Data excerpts
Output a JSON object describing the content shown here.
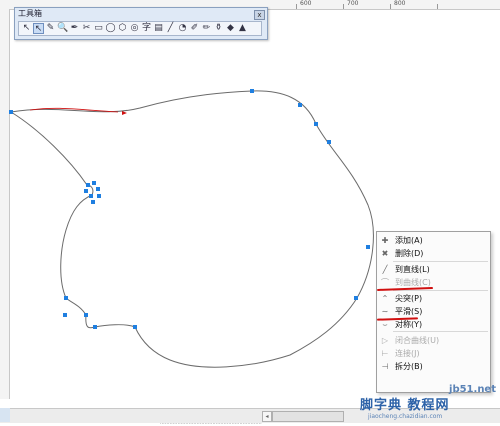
{
  "ruler": {
    "ticks": [
      "600",
      "700",
      "800"
    ]
  },
  "toolbox": {
    "title": "工具箱",
    "close": "x",
    "tools": [
      {
        "name": "pointer-tool-icon",
        "glyph": "↖"
      },
      {
        "name": "shape-tool-icon",
        "glyph": "↖",
        "active": true
      },
      {
        "name": "zoom-tool-icon",
        "glyph": "✎"
      },
      {
        "name": "magnify-tool-icon",
        "glyph": "🔍"
      },
      {
        "name": "pen-tool-icon",
        "glyph": "✒"
      },
      {
        "name": "node-tool-icon",
        "glyph": "✂"
      },
      {
        "name": "rectangle-tool-icon",
        "glyph": "▭"
      },
      {
        "name": "ellipse-tool-icon",
        "glyph": "◯"
      },
      {
        "name": "polygon-tool-icon",
        "glyph": "⬡"
      },
      {
        "name": "spiral-tool-icon",
        "glyph": "◎"
      },
      {
        "name": "text-tool-icon",
        "glyph": "字"
      },
      {
        "name": "table-tool-icon",
        "glyph": "▤"
      },
      {
        "name": "line-tool-icon",
        "glyph": "╱"
      },
      {
        "name": "blend-tool-icon",
        "glyph": "◔"
      },
      {
        "name": "eyedropper-tool-icon",
        "glyph": "✐"
      },
      {
        "name": "brush-tool-icon",
        "glyph": "✏"
      },
      {
        "name": "fill-tool-icon",
        "glyph": "⚱"
      },
      {
        "name": "bucket-tool-icon",
        "glyph": "◆"
      },
      {
        "name": "outline-tool-icon",
        "glyph": "▲"
      }
    ]
  },
  "context_menu": {
    "items": [
      {
        "icon": "✚",
        "label": "添加(A)",
        "disabled": false,
        "name": "menu-add"
      },
      {
        "icon": "✖",
        "label": "删除(D)",
        "disabled": false,
        "name": "menu-delete"
      },
      {
        "icon": "╱",
        "label": "到直线(L)",
        "disabled": false,
        "name": "menu-to-line"
      },
      {
        "icon": "⌒",
        "label": "到曲线(C)",
        "disabled": true,
        "name": "menu-to-curve"
      },
      {
        "icon": "⌃",
        "label": "尖突(P)",
        "disabled": false,
        "name": "menu-cusp"
      },
      {
        "icon": "∼",
        "label": "平滑(S)",
        "disabled": false,
        "name": "menu-smooth"
      },
      {
        "icon": "⌣",
        "label": "对称(Y)",
        "disabled": false,
        "name": "menu-symmetric"
      },
      {
        "icon": "▷",
        "label": "闭合曲线(U)",
        "disabled": true,
        "name": "menu-close-curve"
      },
      {
        "icon": "⊢",
        "label": "连接(J)",
        "disabled": true,
        "name": "menu-join"
      },
      {
        "icon": "⊣",
        "label": "拆分(B)",
        "disabled": false,
        "name": "menu-break"
      }
    ]
  },
  "scrollbar": {
    "left_arrow": "◂"
  },
  "status": {
    "text": "................................................................"
  },
  "watermark": {
    "line1": "jb51.net",
    "line2": "脚字典 教程网",
    "line3": "jiaocheng.chazidian.com"
  },
  "colors": {
    "curve": "#6b6b6b",
    "node": "#1f7fe0",
    "highlight": "#d01010"
  }
}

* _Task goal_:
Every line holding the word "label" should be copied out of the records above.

* _Response to the task_:
        "label": "添加(A)",
        "label": "删除(D)",
        "label": "到直线(L)",
        "label": "到曲线(C)",
        "label": "尖突(P)",
        "label": "平滑(S)",
        "label": "对称(Y)",
        "label": "闭合曲线(U)",
        "label": "连接(J)",
        "label": "拆分(B)",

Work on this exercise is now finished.